Rene Girard, a tremendous and eclectic intellect, was not a Christian when working on his first book as a lecturer at John Hopkins, but it was through his literary studies that he came to a faith in Christ. The following is an excerpt from this first book, Deceit, Desire and the Novel, with a few of my comments interspersed.
"All types of structural thinking assume that human reality is intelligeible; it is a logos and, as such, it is an incipient logic, or it degrades itself into a logic."
[Girard is saying this in the context of a discussion of triangular desire, which is basically envy. It is different than the less complex desire between an subject and object. The envier surrenders the individual's "fundamental prerogative", the choice of the object of his own desire. Instead the desire for an object is mediated by another who's desire for the object they imitate. Thus the desire has become triangular and "structural."]

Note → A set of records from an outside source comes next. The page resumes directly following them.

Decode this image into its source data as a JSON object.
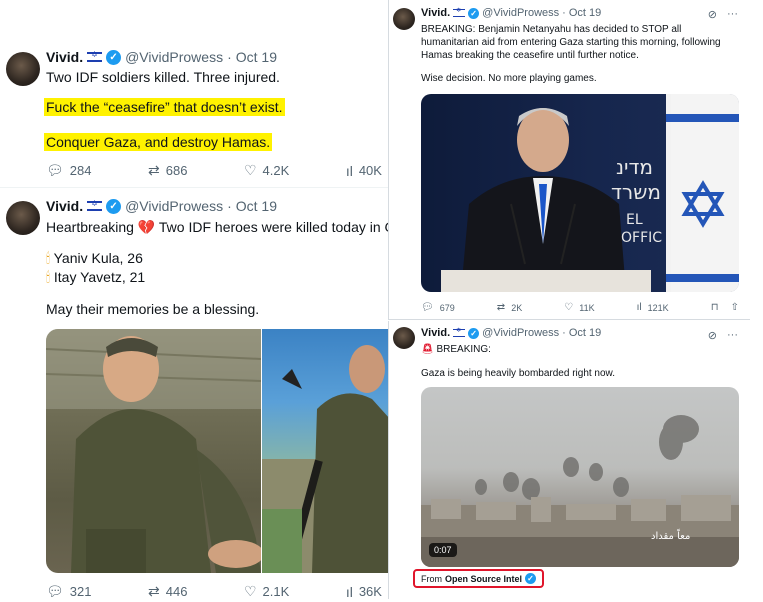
{
  "tweet1": {
    "name": "Vivid.",
    "handle": "@VividProwess",
    "date": "Oct 19",
    "line1": "Two IDF soldiers killed. Three injured.",
    "line2": "Fuck the “ceasefire” that doesn’t exist.",
    "line3": "Conquer Gaza, and destroy Hamas.",
    "replies": "284",
    "reposts": "686",
    "likes": "4.2K",
    "views": "40K"
  },
  "tweet2": {
    "name": "Vivid.",
    "handle": "@VividProwess",
    "date": "Oct 19",
    "line1": "Heartbreaking 💔 Two IDF heroes were killed today in Gaza.",
    "soldier1": "Yaniv Kula, 26",
    "soldier2": "Itay Yavetz, 21",
    "line3": "May their memories be a blessing.",
    "replies": "321",
    "reposts": "446",
    "likes": "2.1K",
    "views": "36K"
  },
  "tweet3": {
    "name": "Vivid.",
    "handle": "@VividProwess",
    "date": "Oct 19",
    "body": "BREAKING: Benjamin Netanyahu has decided to STOP all humanitarian aid from entering Gaza starting this morning, following Hamas breaking the ceasefire until further notice.",
    "line2": "Wise decision. No more playing games.",
    "backdrop_text_1": "מדינ",
    "backdrop_text_2": "משרד",
    "backdrop_text_3": "EL",
    "backdrop_text_4": "OFFIC",
    "replies": "679",
    "reposts": "2K",
    "likes": "11K",
    "views": "121K"
  },
  "tweet4": {
    "name": "Vivid.",
    "handle": "@VividProwess",
    "date": "Oct 19",
    "breaking": "BREAKING:",
    "body": "Gaza is being heavily bombarded right now.",
    "video_time": "0:07",
    "video_caption": "معاً مقداد",
    "from_label": "From",
    "from_source": "Open Source Intel"
  },
  "icons": {
    "reply": "reply-icon",
    "repost": "repost-icon",
    "like": "heart-icon",
    "views": "views-icon",
    "bookmark": "bookmark-icon",
    "share": "share-icon",
    "more": "more-icon",
    "grok": "grok-icon"
  },
  "colors": {
    "highlight": "#fff200",
    "verified": "#1d9bf0",
    "source_outline": "#e0152b"
  }
}
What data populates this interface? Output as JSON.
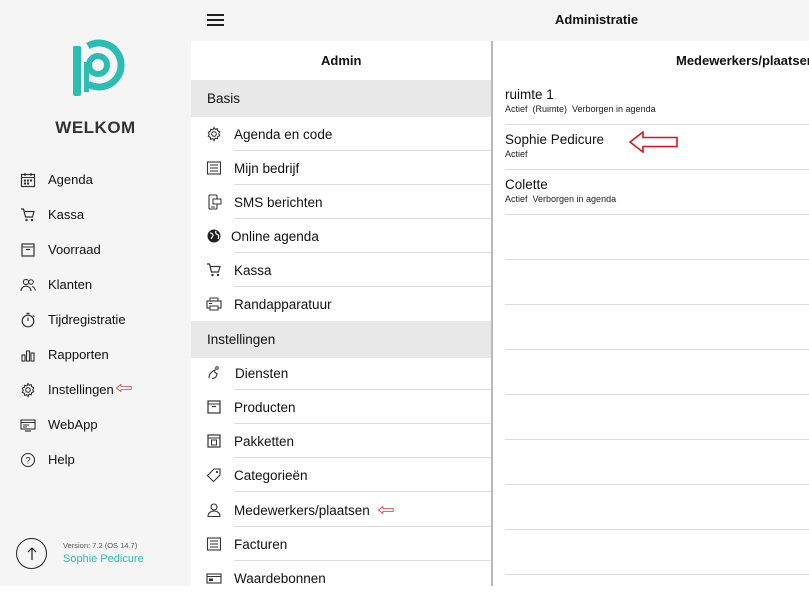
{
  "header": {
    "title": "Administratie"
  },
  "sidebar": {
    "welcome": "WELKOM",
    "items": [
      {
        "label": "Agenda",
        "icon": "calendar-icon"
      },
      {
        "label": "Kassa",
        "icon": "cart-icon"
      },
      {
        "label": "Voorraad",
        "icon": "box-icon"
      },
      {
        "label": "Klanten",
        "icon": "users-icon"
      },
      {
        "label": "Tijdregistratie",
        "icon": "stopwatch-icon"
      },
      {
        "label": "Rapporten",
        "icon": "bar-chart-icon"
      },
      {
        "label": "Instellingen",
        "icon": "gear-icon"
      },
      {
        "label": "WebApp",
        "icon": "webapp-icon"
      },
      {
        "label": "Help",
        "icon": "help-icon"
      }
    ],
    "version": "Version: 7.2 (OS 14.7)",
    "user": "Sophie Pedicure"
  },
  "admin": {
    "title": "Admin",
    "sections": [
      {
        "title": "Basis",
        "items": [
          {
            "label": "Agenda en code",
            "icon": "gear-icon"
          },
          {
            "label": "Mijn bedrijf",
            "icon": "list-icon"
          },
          {
            "label": "SMS berichten",
            "icon": "sms-icon"
          },
          {
            "label": "Online agenda",
            "icon": "globe-icon"
          },
          {
            "label": "Kassa",
            "icon": "cart-icon"
          },
          {
            "label": "Randapparatuur",
            "icon": "printer-icon"
          }
        ]
      },
      {
        "title": "Instellingen",
        "items": [
          {
            "label": "Diensten",
            "icon": "spa-icon"
          },
          {
            "label": "Producten",
            "icon": "box-icon"
          },
          {
            "label": "Pakketten",
            "icon": "package-icon"
          },
          {
            "label": "Categorieën",
            "icon": "tags-icon"
          },
          {
            "label": "Medewerkers/plaatsen",
            "icon": "person-icon"
          },
          {
            "label": "Facturen",
            "icon": "list-icon"
          },
          {
            "label": "Waardebonnen",
            "icon": "voucher-icon"
          }
        ]
      }
    ]
  },
  "employees": {
    "title": "Medewerkers/plaatsen",
    "rows": [
      {
        "name": "ruimte 1",
        "subtitle": "Actief  (Ruimte)  Verborgen in agenda"
      },
      {
        "name": "Sophie Pedicure",
        "subtitle": "Actief"
      },
      {
        "name": "Colette",
        "subtitle": "Actief  Verborgen in agenda"
      }
    ]
  },
  "colors": {
    "accent": "#2bbdb3",
    "annotation_arrow": "#d9141c",
    "section_bg": "#e8e8e8",
    "sidebar_bg": "#f5f5f5"
  }
}
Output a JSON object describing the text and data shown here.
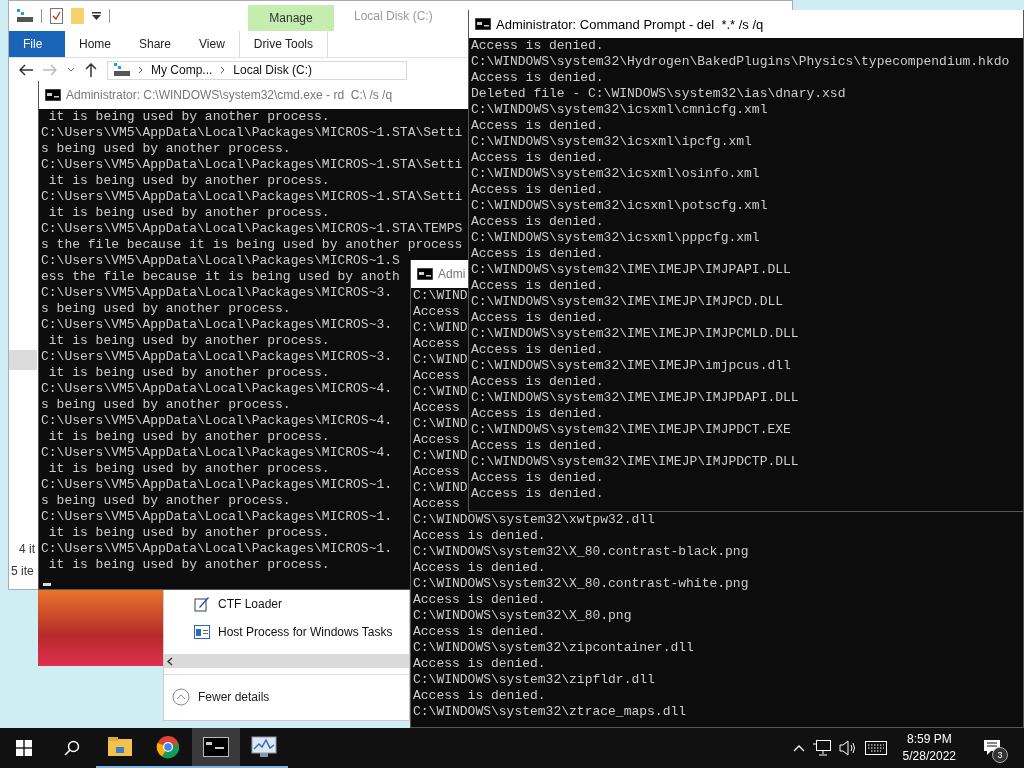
{
  "explorer": {
    "context_tab": "Manage",
    "title": "Local Disk (C:)",
    "ribbon_tabs": [
      {
        "label": "File",
        "kind": "file"
      },
      {
        "label": "Home",
        "kind": "plain"
      },
      {
        "label": "Share",
        "kind": "plain"
      },
      {
        "label": "View",
        "kind": "plain"
      },
      {
        "label": "Drive Tools",
        "kind": "context"
      }
    ],
    "crumbs": [
      "My Comp...",
      "Local Disk (C:)"
    ],
    "item_count": "4 it",
    "status": "5 ite"
  },
  "cmd_rd": {
    "title": "Administrator: C:\\WINDOWS\\system32\\cmd.exe - rd  C:\\ /s /q",
    "active": false,
    "lines": [
      " it is being used by another process.",
      "C:\\Users\\VM5\\AppData\\Local\\Packages\\MICROS~1.STA\\Setti",
      "s being used by another process.",
      "C:\\Users\\VM5\\AppData\\Local\\Packages\\MICROS~1.STA\\Setti",
      " it is being used by another process.",
      "C:\\Users\\VM5\\AppData\\Local\\Packages\\MICROS~1.STA\\Setti",
      " it is being used by another process.",
      "C:\\Users\\VM5\\AppData\\Local\\Packages\\MICROS~1.STA\\TEMPS",
      "s the file because it is being used by another process",
      "C:\\Users\\VM5\\AppData\\Local\\Packages\\MICROS~1.S",
      "ess the file because it is being used by anoth",
      "C:\\Users\\VM5\\AppData\\Local\\Packages\\MICROS~3.",
      "s being used by another process.",
      "C:\\Users\\VM5\\AppData\\Local\\Packages\\MICROS~3.",
      " it is being used by another process.",
      "C:\\Users\\VM5\\AppData\\Local\\Packages\\MICROS~3.",
      " it is being used by another process.",
      "C:\\Users\\VM5\\AppData\\Local\\Packages\\MICROS~4.",
      "s being used by another process.",
      "C:\\Users\\VM5\\AppData\\Local\\Packages\\MICROS~4.",
      " it is being used by another process.",
      "C:\\Users\\VM5\\AppData\\Local\\Packages\\MICROS~4.",
      " it is being used by another process.",
      "C:\\Users\\VM5\\AppData\\Local\\Packages\\MICROS~1.",
      "s being used by another process.",
      "C:\\Users\\VM5\\AppData\\Local\\Packages\\MICROS~1.",
      " it is being used by another process.",
      "C:\\Users\\VM5\\AppData\\Local\\Packages\\MICROS~1.",
      " it is being used by another process."
    ]
  },
  "cmd_mid": {
    "title": "Admi",
    "active": false,
    "lines": [
      "C:\\WIND",
      "Access",
      "C:\\WIND",
      "Access",
      "C:\\WIND",
      "Access",
      "C:\\WIND",
      "Access",
      "C:\\WIND",
      "Access",
      "C:\\WIND",
      "Access",
      "C:\\WIND",
      "Access",
      "C:\\WINDOWS\\system32\\xwtpw32.dll",
      "Access is denied.",
      "C:\\WINDOWS\\system32\\X_80.contrast-black.png",
      "Access is denied.",
      "C:\\WINDOWS\\system32\\X_80.contrast-white.png",
      "Access is denied.",
      "C:\\WINDOWS\\system32\\X_80.png",
      "Access is denied.",
      "C:\\WINDOWS\\system32\\zipcontainer.dll",
      "Access is denied.",
      "C:\\WINDOWS\\system32\\zipfldr.dll",
      "Access is denied.",
      "C:\\WINDOWS\\system32\\ztrace_maps.dll"
    ]
  },
  "cmd_del": {
    "title": "Administrator: Command Prompt - del  *.* /s /q",
    "active": true,
    "lines": [
      "Access is denied.",
      "C:\\WINDOWS\\system32\\Hydrogen\\BakedPlugins\\Physics\\typecompendium.hkdo",
      "Access is denied.",
      "Deleted file - C:\\WINDOWS\\system32\\ias\\dnary.xsd",
      "C:\\WINDOWS\\system32\\icsxml\\cmnicfg.xml",
      "Access is denied.",
      "C:\\WINDOWS\\system32\\icsxml\\ipcfg.xml",
      "Access is denied.",
      "C:\\WINDOWS\\system32\\icsxml\\osinfo.xml",
      "Access is denied.",
      "C:\\WINDOWS\\system32\\icsxml\\potscfg.xml",
      "Access is denied.",
      "C:\\WINDOWS\\system32\\icsxml\\pppcfg.xml",
      "Access is denied.",
      "C:\\WINDOWS\\system32\\IME\\IMEJP\\IMJPAPI.DLL",
      "Access is denied.",
      "C:\\WINDOWS\\system32\\IME\\IMEJP\\IMJPCD.DLL",
      "Access is denied.",
      "C:\\WINDOWS\\system32\\IME\\IMEJP\\IMJPCMLD.DLL",
      "Access is denied.",
      "C:\\WINDOWS\\system32\\IME\\IMEJP\\imjpcus.dll",
      "Access is denied.",
      "C:\\WINDOWS\\system32\\IME\\IMEJP\\IMJPDAPI.DLL",
      "Access is denied.",
      "C:\\WINDOWS\\system32\\IME\\IMEJP\\IMJPDCT.EXE",
      "Access is denied.",
      "C:\\WINDOWS\\system32\\IME\\IMEJP\\IMJPDCTP.DLL",
      "Access is denied.",
      "Access is denied."
    ]
  },
  "task_manager": {
    "processes": [
      {
        "name": "CTF Loader",
        "kind": "pen"
      },
      {
        "name": "Host Process for Windows Tasks",
        "kind": "window"
      }
    ],
    "fewer_details": "Fewer details"
  },
  "taskbar": {
    "apps": [
      {
        "kind": "folder",
        "active": false
      },
      {
        "kind": "browser",
        "active": false
      },
      {
        "kind": "terminal",
        "active": true
      },
      {
        "kind": "monitor",
        "active": false
      }
    ],
    "time": "8:59 PM",
    "date": "5/28/2022",
    "notifications": "3"
  }
}
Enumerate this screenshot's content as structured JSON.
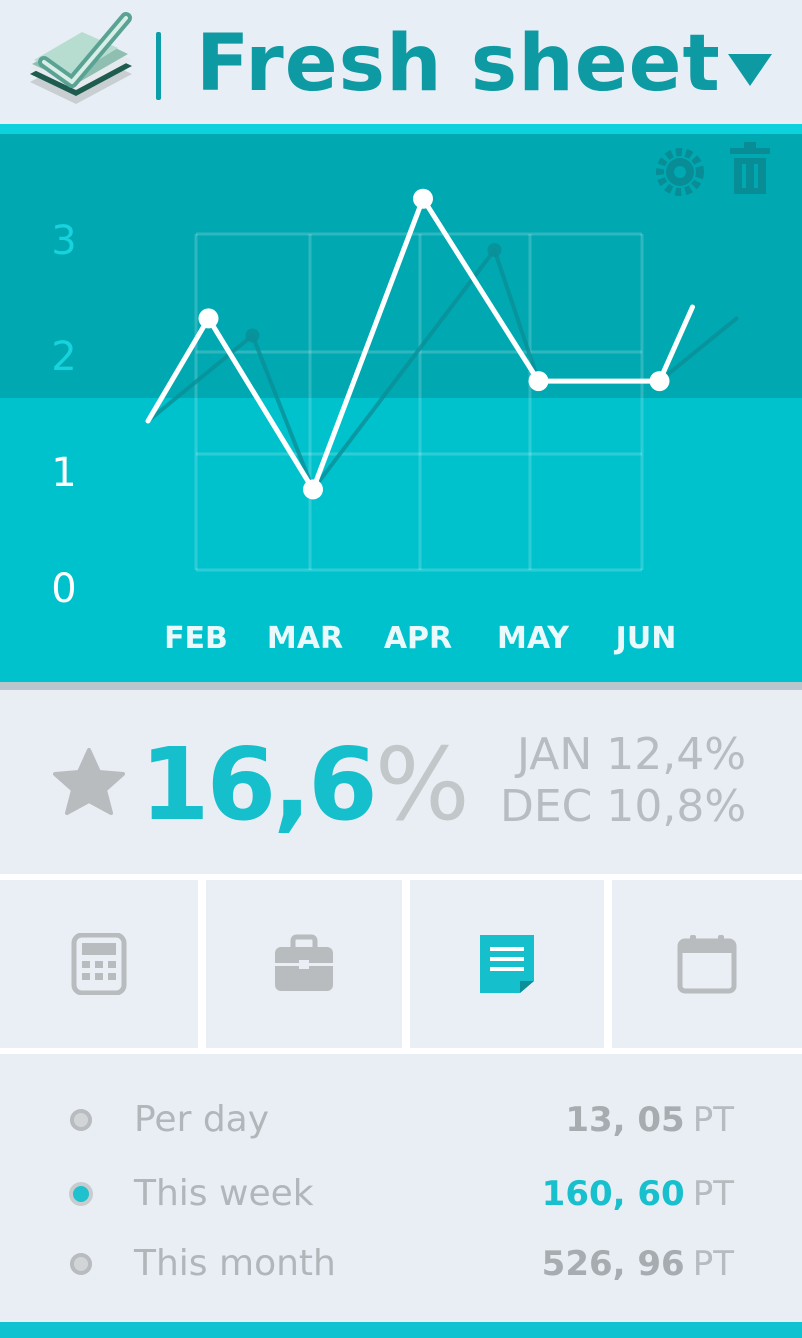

"It can thus be systematized, at least up to a point, however unsystematic, irrational, and chaotic it may aoppear even to those who operate the system. A basic contention of this essay is that the great writers apprehend intuitively and concretely, through the medium of their art, if not formally, the system in which they were first imprisoned together with their contemporaries."
[This reminds me of Plato's account of Socrates testing the wisdom of the poets and finding that they apprehended intuitively things that they were not able to explain but only represent in their verse, but they thought they knew more than they did about the things they intuitively felt through their verse. Socrates came to the conclusion that he would rather be ignorant of what they knew and know that he didn't know than to know what they knew and think that he knew more than that when he did not.
But also Girard's point about the artists' imprisonment with contemporaries and an implied degree of transcendance from this imprisonment by the artists in their intuitive correspondence and apprehension of logos, the feeding on logos, the Lord's supper of knowledge, is more of a positive affirmation than Socrates seems to give].
Now here it is, Girard's bold statement of the goal of literary criticism, having laid some preliminary explanation:
"Literary interpretation must be systematic because it is the continuation of literature. It should formalize implicit or already half-explicit systems. To maintain that criticism will never be systematic is to maintain that it will never be real knowledge. The value of critical thought depends not on how cleverly it manages to diguise its own systematic nature or on how much fundamental issues it manages to shirk or to dissolve but on how much literary substance it really embraces, comprehends, and makes articulate. The goal may be too ambitious but it is not outside the scope of literary cristicism. It is the very essence of literary criticism. Failure to reach it should be condemned, but not the attempt. Everything else has already been done."